The word “forgive” comes from the Old English forgiefan. Another translation of that word is “to give up.” In my case, forgiving myself for my mistakes means giving up feeling any certainty about whether I’m on the right track. I often feel lost, uncertain whether my next step will take me closer to or further from what I desire, which is to communicate truth and beauty. But the alternative is to remain paralyzed by the fear of being wrong, which makes it impossible to take even one step forward into the vast and beautiful wilderness that is ours to know. Getting lost is not only inevitable, but vitally important. When we can hold our missteps with gentleness and humor, we are exactly where we need to be. The path is in the walking of it.

A versatile performer and recording artist in the New York area, Nora Krohn has performed on three continents in a diverse range of venues and styles. She is the Assistant Principal violist of the Ridgefield Symphony, section violist in the Binghamton Philharmonic, and she performs frequently with a dozen other orchestral ensembles throughout the Northeast. Her numerous recording credits include collaborations with Phil Dizack and Declan O’Rourke, and commercial projects for Budweiser and Tiffany and Co. She can also be seen in several episodes of Amazon’s web series “Mozart in the Jungle.”  

Founding member of pioneering viola duo Folie à Deux, Nora is also an avid chamber musician. As a recitalist, she has performed on the St. John’s Noontime Concert Series in Williamstown, MA, on the Turtle Bay Music School Artist Series, the Project 142 Series at The Concert Space at Beethoven Pianos, and for the inaugural Art of Practicing Institute fundraising concert. In October 2011 she was featured as a soloist in Paul Hindemith’s Trauermusik with the Chelsea Symphony. 

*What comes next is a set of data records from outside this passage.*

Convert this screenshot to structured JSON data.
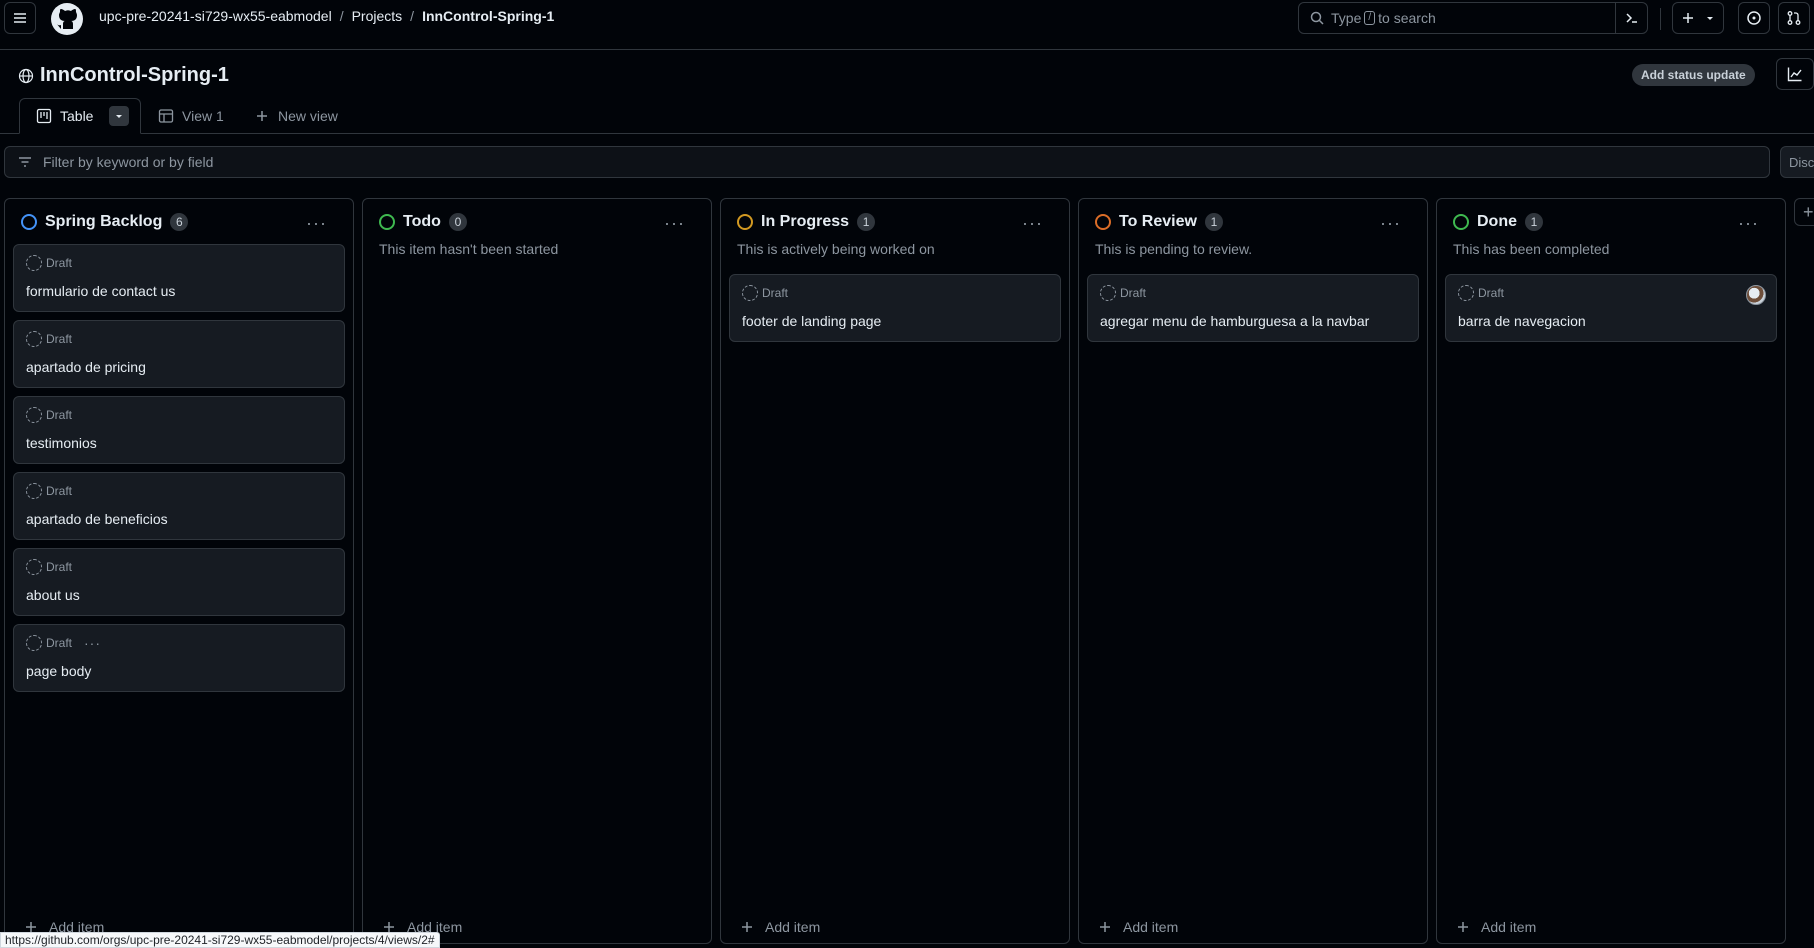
{
  "header": {
    "breadcrumb": {
      "org": "upc-pre-20241-si729-wx55-eabmodel",
      "sep1": "/",
      "projects": "Projects",
      "sep2": "/",
      "project": "InnControl-Spring-1"
    },
    "search": {
      "prefix": "Type",
      "key": "/",
      "suffix": "to search"
    }
  },
  "project": {
    "title": "InnControl-Spring-1",
    "status_button": "Add status update"
  },
  "tabs": [
    {
      "label": "Table",
      "active": true
    },
    {
      "label": "View 1"
    },
    {
      "label": "New view"
    }
  ],
  "filter": {
    "placeholder": "Filter by keyword or by field",
    "discard": "Disca"
  },
  "columns": [
    {
      "name": "Spring Backlog",
      "count": "6",
      "color": "#4493f8",
      "description": "",
      "cards": [
        {
          "status": "Draft",
          "title": "formulario de contact us"
        },
        {
          "status": "Draft",
          "title": "apartado de pricing"
        },
        {
          "status": "Draft",
          "title": "testimonios"
        },
        {
          "status": "Draft",
          "title": "apartado de beneficios"
        },
        {
          "status": "Draft",
          "title": "about us"
        },
        {
          "status": "Draft",
          "title": "page body",
          "more": "···"
        }
      ],
      "add_item": "Add item"
    },
    {
      "name": "Todo",
      "count": "0",
      "color": "#3fb950",
      "description": "This item hasn't been started",
      "cards": [],
      "add_item": "Add item"
    },
    {
      "name": "In Progress",
      "count": "1",
      "color": "#d29922",
      "description": "This is actively being worked on",
      "cards": [
        {
          "status": "Draft",
          "title": "footer de landing page"
        }
      ],
      "add_item": "Add item"
    },
    {
      "name": "To Review",
      "count": "1",
      "color": "#db6d28",
      "description": "This is pending to review.",
      "cards": [
        {
          "status": "Draft",
          "title": "agregar menu de hamburguesa a la navbar"
        }
      ],
      "add_item": "Add item"
    },
    {
      "name": "Done",
      "count": "1",
      "color": "#3fb950",
      "description": "This has been completed",
      "cards": [
        {
          "status": "Draft",
          "title": "barra de navegacion",
          "avatar": true
        }
      ],
      "add_item": "Add item"
    }
  ],
  "column_menu": "···",
  "add_column": "+",
  "status_url": "https://github.com/orgs/upc-pre-20241-si729-wx55-eabmodel/projects/4/views/2#"
}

Nora graduated magna cum laude and Phi Beta Kappa from Brown University, where she earned a BA in Music and Spanish Literature and was the recipient of the Buxtehude and Muriel Hassenfeld Mann Premiums in Music. She received her MM in Viola Performance from SUNY Purchase College, where she studied with Ira Weller.

www.norakrohn.com